• **Task brief**
Nothing in the data may be changed; retype all of it.

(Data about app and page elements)
- - -

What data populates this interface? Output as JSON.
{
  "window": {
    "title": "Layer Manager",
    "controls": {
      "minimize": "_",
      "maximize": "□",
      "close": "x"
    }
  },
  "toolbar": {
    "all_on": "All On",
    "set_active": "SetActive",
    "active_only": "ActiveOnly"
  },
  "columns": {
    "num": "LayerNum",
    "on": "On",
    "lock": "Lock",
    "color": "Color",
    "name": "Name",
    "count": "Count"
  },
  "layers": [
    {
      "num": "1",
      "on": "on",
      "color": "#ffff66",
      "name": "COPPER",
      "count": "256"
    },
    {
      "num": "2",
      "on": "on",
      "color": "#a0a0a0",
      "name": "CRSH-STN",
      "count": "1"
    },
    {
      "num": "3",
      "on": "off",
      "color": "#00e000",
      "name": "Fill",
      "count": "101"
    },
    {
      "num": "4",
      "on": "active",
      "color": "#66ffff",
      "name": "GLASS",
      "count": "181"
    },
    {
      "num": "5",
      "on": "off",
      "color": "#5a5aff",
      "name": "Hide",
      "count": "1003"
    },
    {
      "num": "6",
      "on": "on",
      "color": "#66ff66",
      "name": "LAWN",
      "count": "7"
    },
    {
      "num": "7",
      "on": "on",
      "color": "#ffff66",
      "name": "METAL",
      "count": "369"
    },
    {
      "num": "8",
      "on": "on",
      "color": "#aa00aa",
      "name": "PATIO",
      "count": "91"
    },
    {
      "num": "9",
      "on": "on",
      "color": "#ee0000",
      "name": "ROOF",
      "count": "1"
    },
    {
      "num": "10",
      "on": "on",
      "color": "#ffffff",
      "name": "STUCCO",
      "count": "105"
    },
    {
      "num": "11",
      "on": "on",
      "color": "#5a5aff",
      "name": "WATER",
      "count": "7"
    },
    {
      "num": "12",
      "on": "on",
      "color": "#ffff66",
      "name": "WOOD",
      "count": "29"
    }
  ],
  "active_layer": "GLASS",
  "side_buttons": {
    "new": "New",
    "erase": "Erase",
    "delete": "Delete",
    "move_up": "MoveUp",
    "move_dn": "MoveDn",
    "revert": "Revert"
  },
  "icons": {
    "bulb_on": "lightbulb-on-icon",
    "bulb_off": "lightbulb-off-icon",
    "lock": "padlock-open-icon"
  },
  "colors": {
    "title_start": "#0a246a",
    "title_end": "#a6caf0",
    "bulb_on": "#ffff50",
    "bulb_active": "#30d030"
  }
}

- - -

• **Answer below**
What data populates this interface? Output as JSON.
{
  "window": {
    "title": "Layer Manager",
    "controls": {
      "minimize": "_",
      "maximize": "□",
      "close": "x"
    }
  },
  "toolbar": {
    "all_on": "All On",
    "set_active": "SetActive",
    "active_only": "ActiveOnly"
  },
  "columns": {
    "num": "LayerNum",
    "on": "On",
    "lock": "Lock",
    "color": "Color",
    "name": "Name",
    "count": "Count"
  },
  "layers": [
    {
      "num": "1",
      "on": "on",
      "color": "#ffff66",
      "name": "COPPER",
      "count": "256"
    },
    {
      "num": "2",
      "on": "on",
      "color": "#a0a0a0",
      "name": "CRSH-STN",
      "count": "1"
    },
    {
      "num": "3",
      "on": "off",
      "color": "#00e000",
      "name": "Fill",
      "count": "101"
    },
    {
      "num": "4",
      "on": "active",
      "color": "#66ffff",
      "name": "GLASS",
      "count": "181"
    },
    {
      "num": "5",
      "on": "off",
      "color": "#5a5aff",
      "name": "Hide",
      "count": "1003"
    },
    {
      "num": "6",
      "on": "on",
      "color": "#66ff66",
      "name": "LAWN",
      "count": "7"
    },
    {
      "num": "7",
      "on": "on",
      "color": "#ffff66",
      "name": "METAL",
      "count": "369"
    },
    {
      "num": "8",
      "on": "on",
      "color": "#aa00aa",
      "name": "PATIO",
      "count": "91"
    },
    {
      "num": "9",
      "on": "on",
      "color": "#ee0000",
      "name": "ROOF",
      "count": "1"
    },
    {
      "num": "10",
      "on": "on",
      "color": "#ffffff",
      "name": "STUCCO",
      "count": "105"
    },
    {
      "num": "11",
      "on": "on",
      "color": "#5a5aff",
      "name": "WATER",
      "count": "7"
    },
    {
      "num": "12",
      "on": "on",
      "color": "#ffff66",
      "name": "WOOD",
      "count": "29"
    }
  ],
  "active_layer": "GLASS",
  "side_buttons": {
    "new": "New",
    "erase": "Erase",
    "delete": "Delete",
    "move_up": "MoveUp",
    "move_dn": "MoveDn",
    "revert": "Revert"
  },
  "icons": {
    "bulb_on": "lightbulb-on-icon",
    "bulb_off": "lightbulb-off-icon",
    "lock": "padlock-open-icon"
  },
  "colors": {
    "title_start": "#0a246a",
    "title_end": "#a6caf0",
    "bulb_on": "#ffff50",
    "bulb_active": "#30d030"
  }
}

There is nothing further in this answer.